*WORK ITEM*: Gather each line of the records where "menu" appears.

-- DATA PROVIDED follows --

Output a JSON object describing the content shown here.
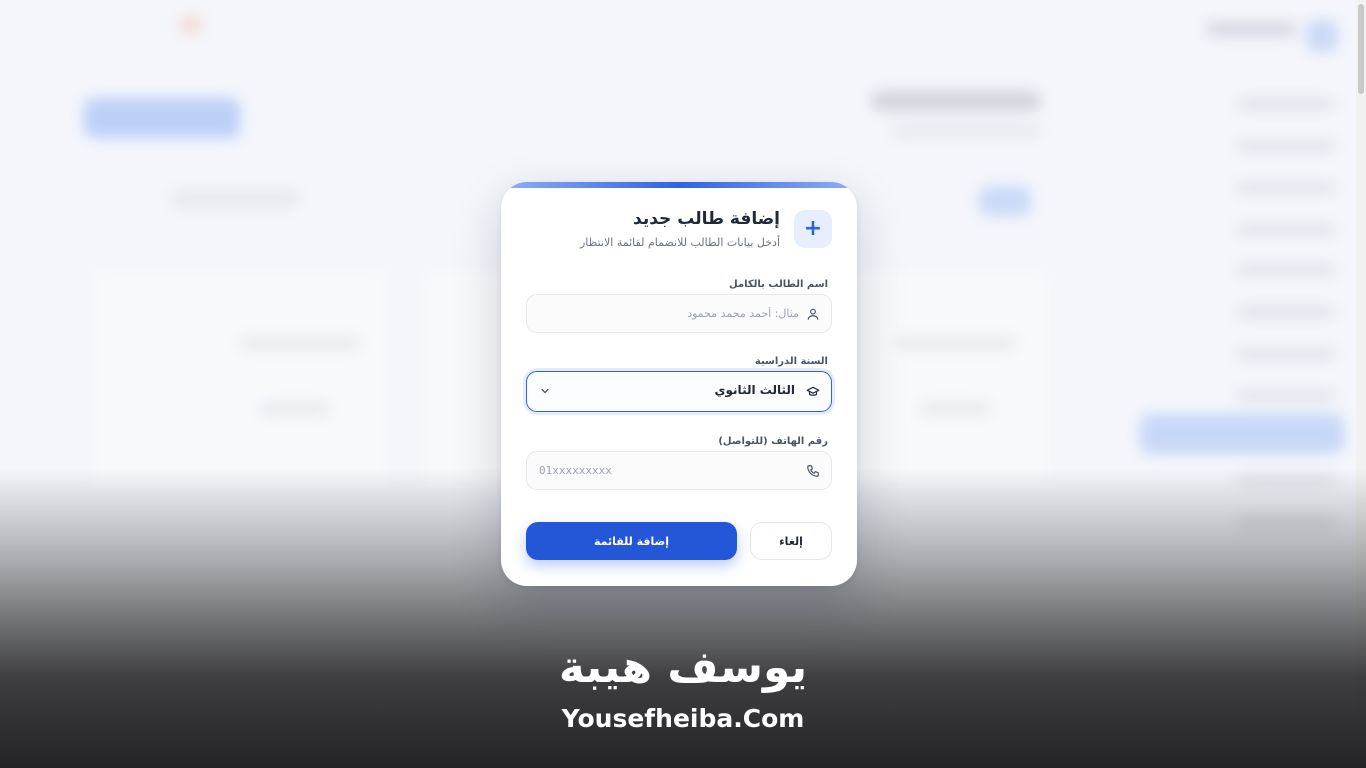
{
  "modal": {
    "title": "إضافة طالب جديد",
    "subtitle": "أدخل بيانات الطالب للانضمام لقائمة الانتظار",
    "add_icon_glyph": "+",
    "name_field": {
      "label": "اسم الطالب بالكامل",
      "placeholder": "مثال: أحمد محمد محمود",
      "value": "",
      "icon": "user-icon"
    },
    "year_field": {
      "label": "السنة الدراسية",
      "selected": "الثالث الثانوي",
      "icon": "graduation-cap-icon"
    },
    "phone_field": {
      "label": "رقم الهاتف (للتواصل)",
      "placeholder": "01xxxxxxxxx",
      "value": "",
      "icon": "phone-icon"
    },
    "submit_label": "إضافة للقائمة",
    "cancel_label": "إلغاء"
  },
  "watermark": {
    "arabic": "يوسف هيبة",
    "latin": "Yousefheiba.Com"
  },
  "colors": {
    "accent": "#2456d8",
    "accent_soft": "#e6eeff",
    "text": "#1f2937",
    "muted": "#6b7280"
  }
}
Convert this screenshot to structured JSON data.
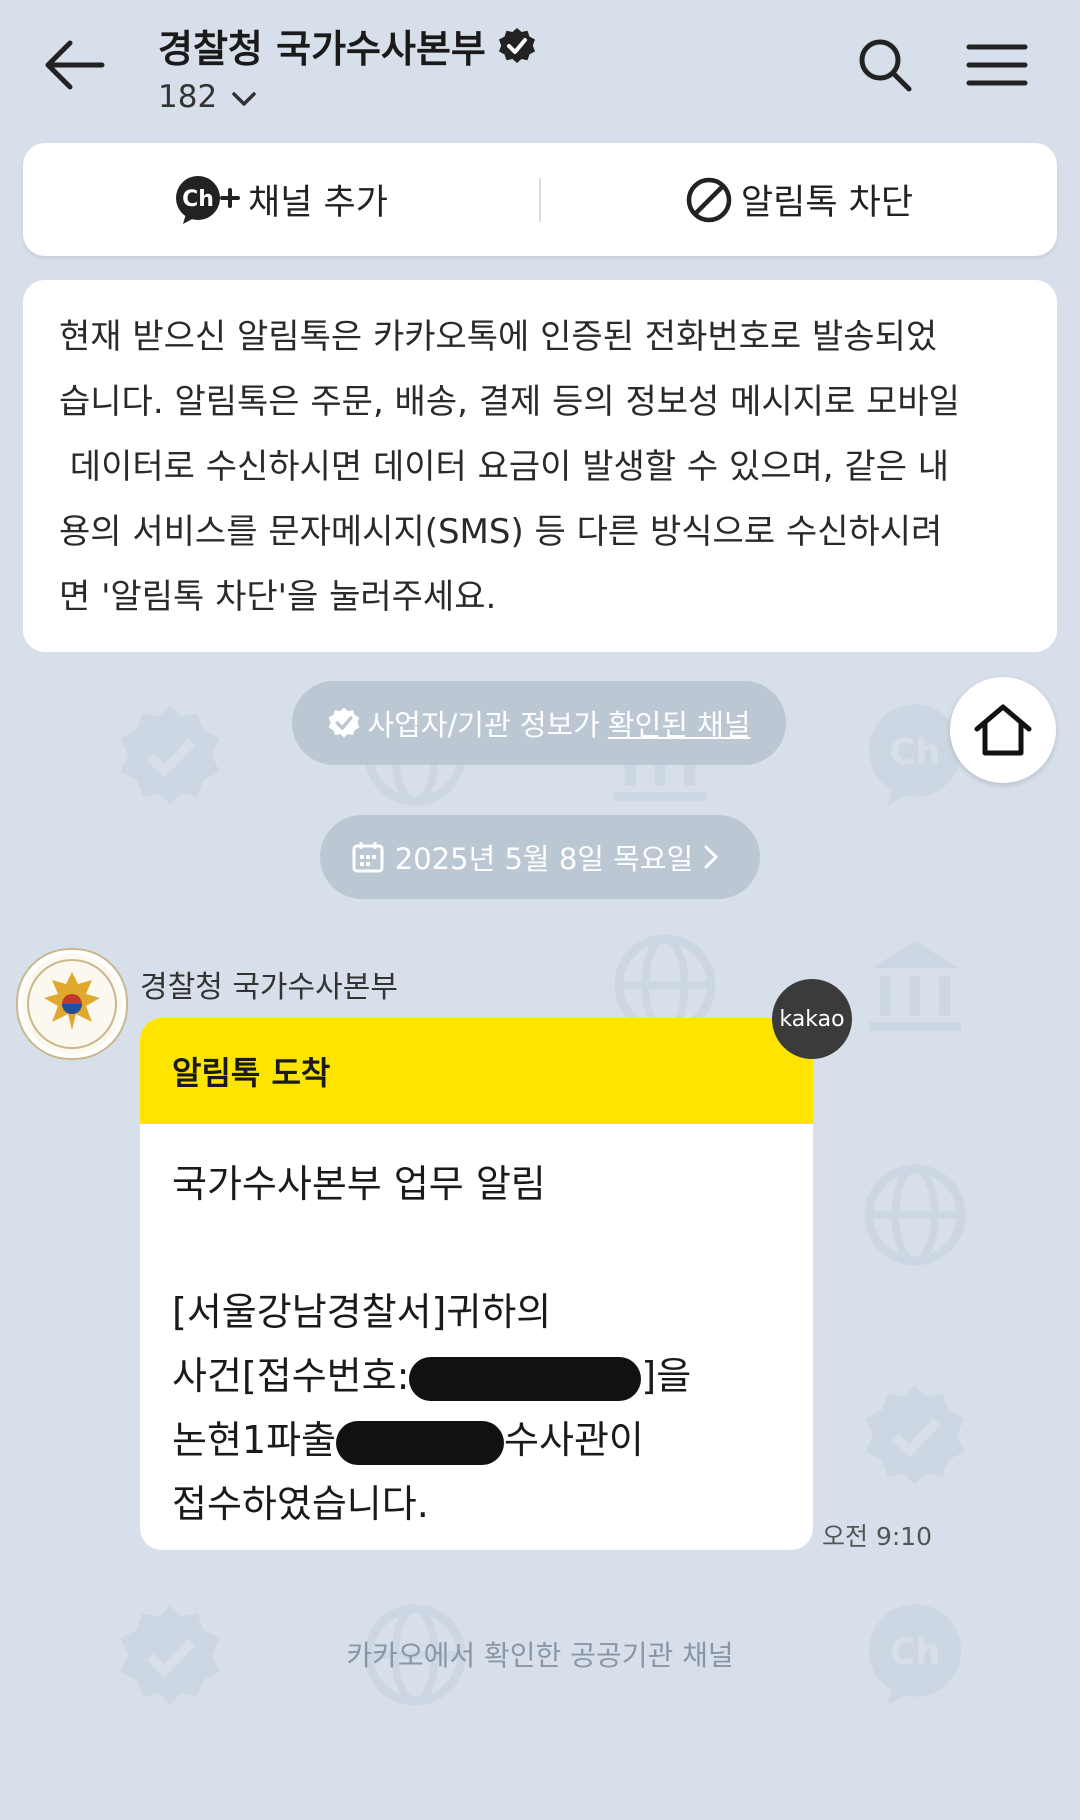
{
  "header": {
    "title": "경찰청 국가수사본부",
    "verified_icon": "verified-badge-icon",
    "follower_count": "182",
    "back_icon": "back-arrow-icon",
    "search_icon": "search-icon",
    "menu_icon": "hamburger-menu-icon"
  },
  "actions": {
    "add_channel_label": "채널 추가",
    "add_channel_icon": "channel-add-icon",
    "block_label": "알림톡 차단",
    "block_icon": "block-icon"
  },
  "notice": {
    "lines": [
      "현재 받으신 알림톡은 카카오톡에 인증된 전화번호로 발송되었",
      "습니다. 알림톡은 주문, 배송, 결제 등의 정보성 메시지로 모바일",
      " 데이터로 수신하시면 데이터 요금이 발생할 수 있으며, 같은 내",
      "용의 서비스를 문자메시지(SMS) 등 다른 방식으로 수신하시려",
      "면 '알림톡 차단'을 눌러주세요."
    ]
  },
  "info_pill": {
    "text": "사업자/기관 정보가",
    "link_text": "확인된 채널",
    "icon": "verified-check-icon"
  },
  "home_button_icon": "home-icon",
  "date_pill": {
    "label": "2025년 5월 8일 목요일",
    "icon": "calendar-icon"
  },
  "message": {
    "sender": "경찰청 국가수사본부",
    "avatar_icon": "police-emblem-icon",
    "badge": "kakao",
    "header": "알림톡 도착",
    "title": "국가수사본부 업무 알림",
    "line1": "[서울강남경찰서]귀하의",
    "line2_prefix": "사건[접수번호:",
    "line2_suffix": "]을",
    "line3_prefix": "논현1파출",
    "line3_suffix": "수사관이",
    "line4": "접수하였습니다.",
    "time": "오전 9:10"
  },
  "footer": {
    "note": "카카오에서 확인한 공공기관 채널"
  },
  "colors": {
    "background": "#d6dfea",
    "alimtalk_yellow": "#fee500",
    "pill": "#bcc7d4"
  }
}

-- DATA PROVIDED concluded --
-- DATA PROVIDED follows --

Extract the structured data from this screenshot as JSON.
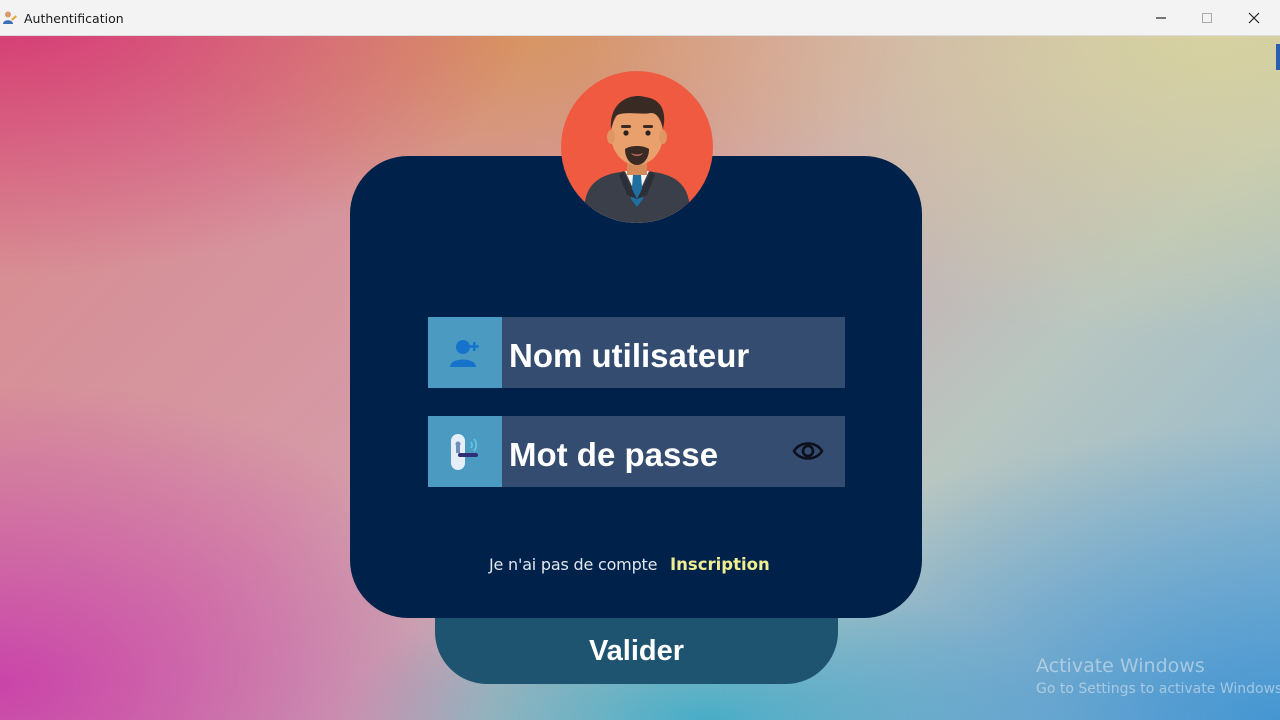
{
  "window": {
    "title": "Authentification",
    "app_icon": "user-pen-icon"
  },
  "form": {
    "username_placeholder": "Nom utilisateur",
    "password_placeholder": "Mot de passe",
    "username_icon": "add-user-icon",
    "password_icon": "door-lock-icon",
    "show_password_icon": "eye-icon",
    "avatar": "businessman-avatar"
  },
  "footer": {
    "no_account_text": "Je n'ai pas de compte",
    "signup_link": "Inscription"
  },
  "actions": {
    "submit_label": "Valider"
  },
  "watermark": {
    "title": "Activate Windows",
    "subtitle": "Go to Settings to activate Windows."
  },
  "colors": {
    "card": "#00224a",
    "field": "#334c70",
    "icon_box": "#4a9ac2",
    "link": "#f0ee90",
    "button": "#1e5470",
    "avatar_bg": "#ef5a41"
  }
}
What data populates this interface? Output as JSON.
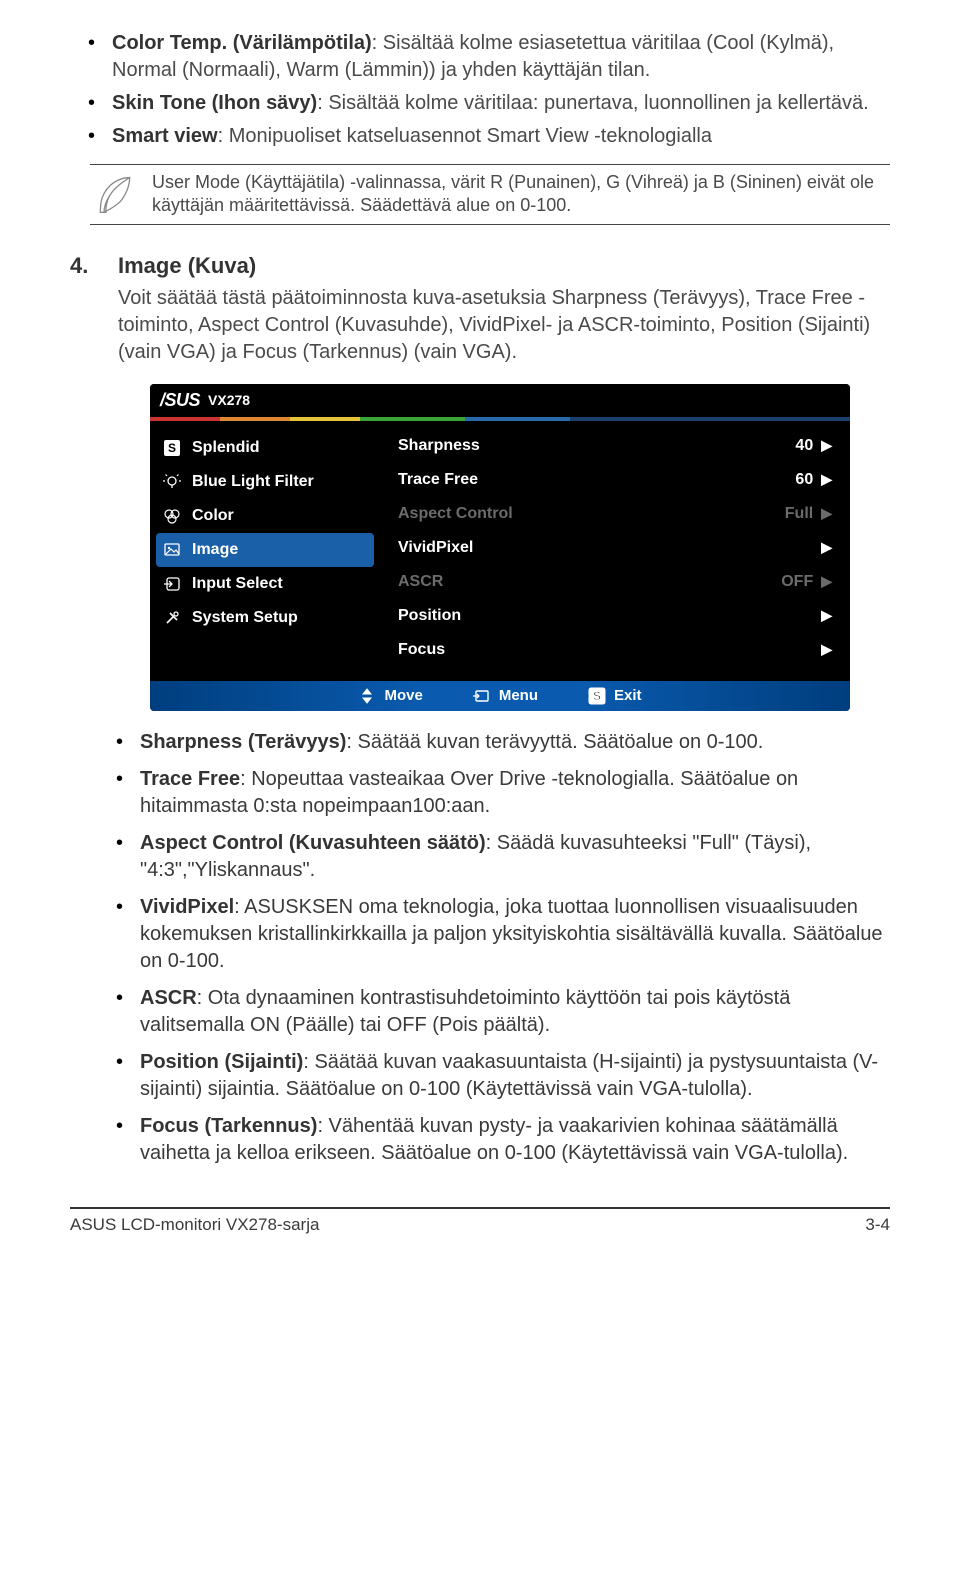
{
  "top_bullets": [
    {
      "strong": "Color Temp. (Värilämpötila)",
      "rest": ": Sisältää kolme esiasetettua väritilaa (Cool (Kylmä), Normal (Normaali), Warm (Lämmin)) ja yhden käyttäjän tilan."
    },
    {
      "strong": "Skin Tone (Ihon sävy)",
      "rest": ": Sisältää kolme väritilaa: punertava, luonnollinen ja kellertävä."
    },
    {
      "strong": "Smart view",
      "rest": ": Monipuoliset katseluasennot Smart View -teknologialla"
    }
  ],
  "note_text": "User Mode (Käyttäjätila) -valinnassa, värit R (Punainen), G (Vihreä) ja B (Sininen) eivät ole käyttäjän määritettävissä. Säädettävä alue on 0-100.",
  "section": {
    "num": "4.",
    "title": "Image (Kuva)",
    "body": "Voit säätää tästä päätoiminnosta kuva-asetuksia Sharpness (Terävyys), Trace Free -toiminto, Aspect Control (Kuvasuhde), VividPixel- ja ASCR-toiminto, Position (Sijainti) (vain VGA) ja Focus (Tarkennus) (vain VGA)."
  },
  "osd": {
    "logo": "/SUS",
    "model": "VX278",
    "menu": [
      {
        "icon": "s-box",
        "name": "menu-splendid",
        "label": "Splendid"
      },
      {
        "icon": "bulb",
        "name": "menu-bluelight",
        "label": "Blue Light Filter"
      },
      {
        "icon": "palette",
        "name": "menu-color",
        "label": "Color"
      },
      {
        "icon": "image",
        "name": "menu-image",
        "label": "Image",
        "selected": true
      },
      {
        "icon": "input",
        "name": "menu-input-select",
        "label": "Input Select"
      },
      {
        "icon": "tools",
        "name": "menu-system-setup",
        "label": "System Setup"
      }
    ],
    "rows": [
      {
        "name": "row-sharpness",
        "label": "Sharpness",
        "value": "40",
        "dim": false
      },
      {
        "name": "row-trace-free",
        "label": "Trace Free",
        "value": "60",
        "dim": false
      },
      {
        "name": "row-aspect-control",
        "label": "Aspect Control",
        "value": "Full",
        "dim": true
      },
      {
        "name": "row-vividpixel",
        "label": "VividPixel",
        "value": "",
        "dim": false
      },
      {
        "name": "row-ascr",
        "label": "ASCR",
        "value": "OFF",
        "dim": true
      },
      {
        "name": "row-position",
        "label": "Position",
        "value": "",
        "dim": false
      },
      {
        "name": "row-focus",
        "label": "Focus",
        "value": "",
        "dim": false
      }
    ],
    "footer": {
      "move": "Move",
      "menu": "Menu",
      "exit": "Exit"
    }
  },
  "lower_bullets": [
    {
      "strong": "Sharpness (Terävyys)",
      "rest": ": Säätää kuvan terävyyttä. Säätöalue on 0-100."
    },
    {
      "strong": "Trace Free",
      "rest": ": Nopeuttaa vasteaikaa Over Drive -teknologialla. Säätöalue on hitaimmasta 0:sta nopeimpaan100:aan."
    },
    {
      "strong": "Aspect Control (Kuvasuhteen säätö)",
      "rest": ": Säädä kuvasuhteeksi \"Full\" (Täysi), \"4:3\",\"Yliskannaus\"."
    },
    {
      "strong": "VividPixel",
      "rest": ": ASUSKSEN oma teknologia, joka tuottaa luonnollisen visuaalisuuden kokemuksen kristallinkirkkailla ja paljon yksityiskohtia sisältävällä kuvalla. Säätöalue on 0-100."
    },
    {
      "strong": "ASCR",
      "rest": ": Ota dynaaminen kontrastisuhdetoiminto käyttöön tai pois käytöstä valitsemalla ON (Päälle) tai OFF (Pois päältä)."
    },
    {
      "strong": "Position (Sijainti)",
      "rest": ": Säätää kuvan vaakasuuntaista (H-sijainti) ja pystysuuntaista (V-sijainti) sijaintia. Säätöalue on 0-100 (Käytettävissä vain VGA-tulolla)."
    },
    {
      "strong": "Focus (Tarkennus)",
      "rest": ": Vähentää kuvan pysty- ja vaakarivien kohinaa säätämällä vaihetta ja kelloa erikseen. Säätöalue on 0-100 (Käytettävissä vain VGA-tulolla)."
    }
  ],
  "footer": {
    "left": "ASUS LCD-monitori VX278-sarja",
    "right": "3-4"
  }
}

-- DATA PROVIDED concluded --

*PROBLEM SOLUTION*:
    "menu_icon": "hamburger-menu-icon"
    "menu": [
        "name": "menu-splendid",
        "name": "menu-bluelight",
        "name": "menu-color",
        "name": "menu-image",
        "name": "menu-input-select",
        "name": "menu-system-setup",
      "menu": "Menu",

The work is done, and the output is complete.